Page and application data records
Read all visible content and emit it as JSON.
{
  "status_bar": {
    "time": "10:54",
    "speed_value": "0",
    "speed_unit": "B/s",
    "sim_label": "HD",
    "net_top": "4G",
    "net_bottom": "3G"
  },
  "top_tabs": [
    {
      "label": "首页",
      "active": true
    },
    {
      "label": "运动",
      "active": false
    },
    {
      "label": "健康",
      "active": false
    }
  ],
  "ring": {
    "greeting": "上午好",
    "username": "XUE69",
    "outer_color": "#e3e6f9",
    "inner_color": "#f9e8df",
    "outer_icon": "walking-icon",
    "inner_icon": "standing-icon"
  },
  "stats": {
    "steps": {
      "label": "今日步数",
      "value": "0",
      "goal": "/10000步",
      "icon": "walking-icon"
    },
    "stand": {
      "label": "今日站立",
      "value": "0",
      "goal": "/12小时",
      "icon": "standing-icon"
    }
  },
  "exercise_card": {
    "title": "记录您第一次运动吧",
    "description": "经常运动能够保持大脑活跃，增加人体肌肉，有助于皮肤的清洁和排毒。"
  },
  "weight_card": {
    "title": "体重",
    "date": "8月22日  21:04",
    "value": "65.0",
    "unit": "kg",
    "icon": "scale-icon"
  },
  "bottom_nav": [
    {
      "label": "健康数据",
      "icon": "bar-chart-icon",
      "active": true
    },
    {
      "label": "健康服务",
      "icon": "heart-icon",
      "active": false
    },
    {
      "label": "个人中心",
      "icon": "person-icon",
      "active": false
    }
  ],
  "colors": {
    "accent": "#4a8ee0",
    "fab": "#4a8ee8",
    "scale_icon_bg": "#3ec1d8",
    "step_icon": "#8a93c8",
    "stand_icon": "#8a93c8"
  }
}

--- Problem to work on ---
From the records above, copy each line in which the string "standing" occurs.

--- Response area ---
    "inner_icon": "standing-icon"
      "icon": "standing-icon"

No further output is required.